|International Classification||B66B7/00, E04B1/34, E04F17/00, E04B1/348|
|Cooperative Classification||E04B1/34869, E04B1/34, E04F17/005|
|European Classification||E04B1/34, E04B1/348D, E04F17/00B|
|Mar 12, 1990||AS||Assignment|
Owner name: INVENTIO AG, HERGISWIL, SWITZERLAND
Free format text: ASSIGNMENT OF ASSIGNORS INTEREST.;ASSIGNORS:PREWER, JOHN R.;POWER, LESLIE B.;REEL/FRAME:005249/0499

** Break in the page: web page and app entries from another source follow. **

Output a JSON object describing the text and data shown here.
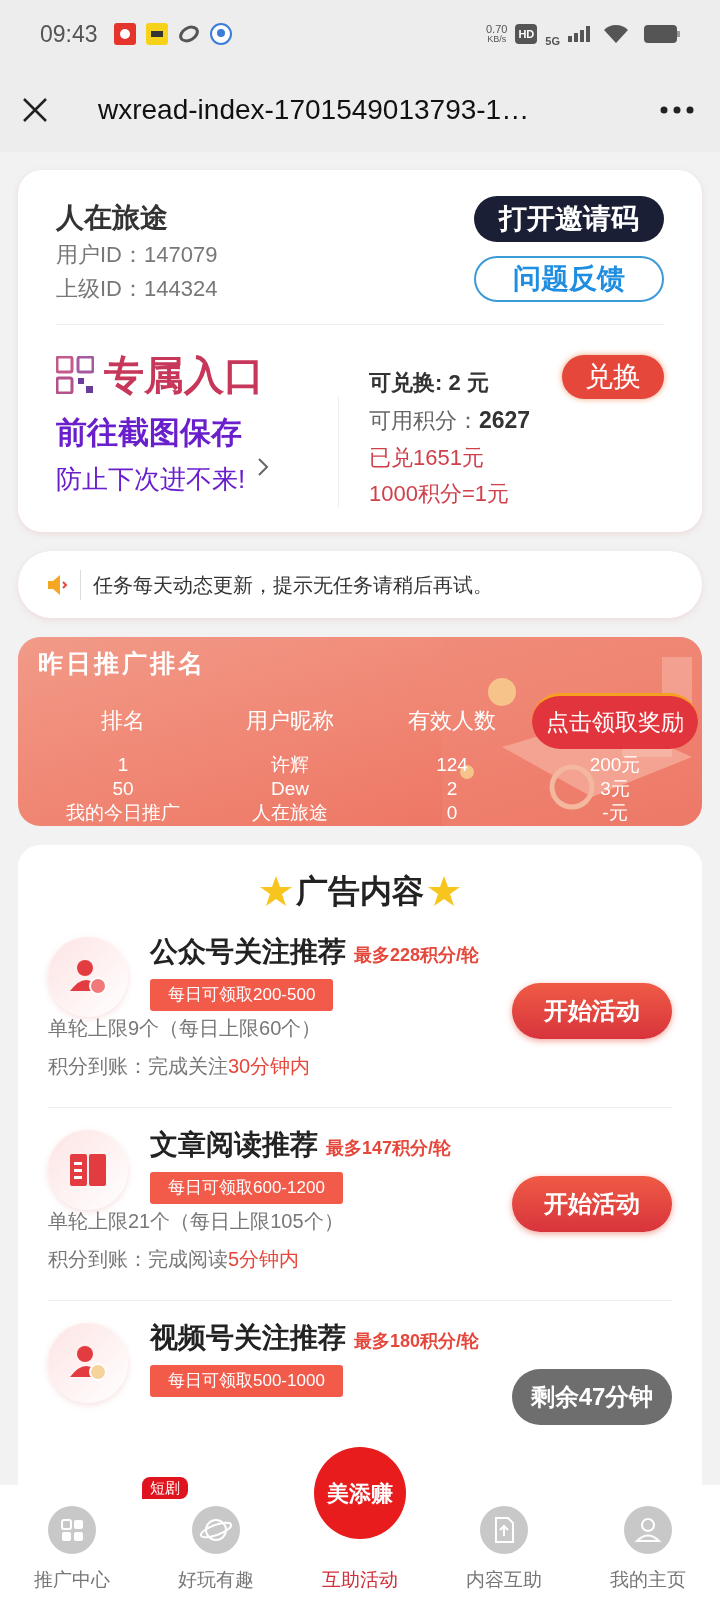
{
  "status_bar": {
    "time": "09:43",
    "speed": "0.70",
    "speed_unit": "KB/s",
    "hd": "HD",
    "network": "5G"
  },
  "nav_bar": {
    "title": "wxread-index-1701549013793-1…"
  },
  "profile": {
    "name": "人在旅途",
    "user_id": "用户ID：147079",
    "parent_id": "上级ID：144324",
    "invite_button": "打开邀请码",
    "feedback_button": "问题反馈"
  },
  "entry": {
    "title": "专属入口",
    "line1": "前往截图保存",
    "line2": "防止下次进不来!"
  },
  "exchange": {
    "available": "可兑换: 2 元",
    "points_label": "可用积分：",
    "points": "2627",
    "redeemed": "已兑1651元",
    "rate": "1000积分=1元",
    "button": "兑换"
  },
  "notice": {
    "text": "任务每天动态更新，提示无任务请稍后再试。"
  },
  "ranking": {
    "title": "昨日推广排名",
    "columns": [
      "排名",
      "用户昵称",
      "有效人数"
    ],
    "claim_button": "点击领取奖励",
    "rows": [
      [
        "1",
        "许辉",
        "124",
        "200元"
      ],
      [
        "50",
        "Dew",
        "2",
        "3元"
      ],
      [
        "我的今日推广",
        "人在旅途",
        "0",
        "-元"
      ]
    ]
  },
  "ads": {
    "title": "广告内容",
    "items": [
      {
        "kind": "follow",
        "title": "公众号关注推荐",
        "max": "最多228积分/轮",
        "quota": "每日可领取200-500",
        "limit": "单轮上限9个（每日上限60个）",
        "arrival_prefix": "积分到账：完成关注",
        "arrival_time": "30分钟内",
        "button": "开始活动",
        "disabled": false
      },
      {
        "kind": "read",
        "title": "文章阅读推荐",
        "max": "最多147积分/轮",
        "quota": "每日可领取600-1200",
        "limit": "单轮上限21个（每日上限105个）",
        "arrival_prefix": "积分到账：完成阅读",
        "arrival_time": "5分钟内",
        "button": "开始活动",
        "disabled": false
      },
      {
        "kind": "video",
        "title": "视频号关注推荐",
        "max": "最多180积分/轮",
        "quota": "每日可领取500-1000",
        "button": "剩余47分钟",
        "disabled": true
      }
    ]
  },
  "tab_bar": {
    "items": [
      {
        "kind": "grid",
        "label": "推广中心",
        "selected": false
      },
      {
        "kind": "planet",
        "label": "好玩有趣",
        "selected": false,
        "badge": "短剧"
      },
      {
        "kind": "logo",
        "label": "互助活动",
        "selected": true,
        "logo": "美添赚"
      },
      {
        "kind": "file",
        "label": "内容互助",
        "selected": false
      },
      {
        "kind": "person",
        "label": "我的主页",
        "selected": false
      }
    ]
  }
}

Effective date: 19891218
|Jun 13, 1994||FPAY||Fee payment|
Year of fee payment: 4
|Aug 18, 1998||REMI||Maintenance fee reminder mailed|
|Jan 24, 1999||LAPS||Lapse for failure to pay maintenance fees|
|Apr 6, 1999||FP||Expired due to failure to pay maintenance fee|
Effective date: 19990122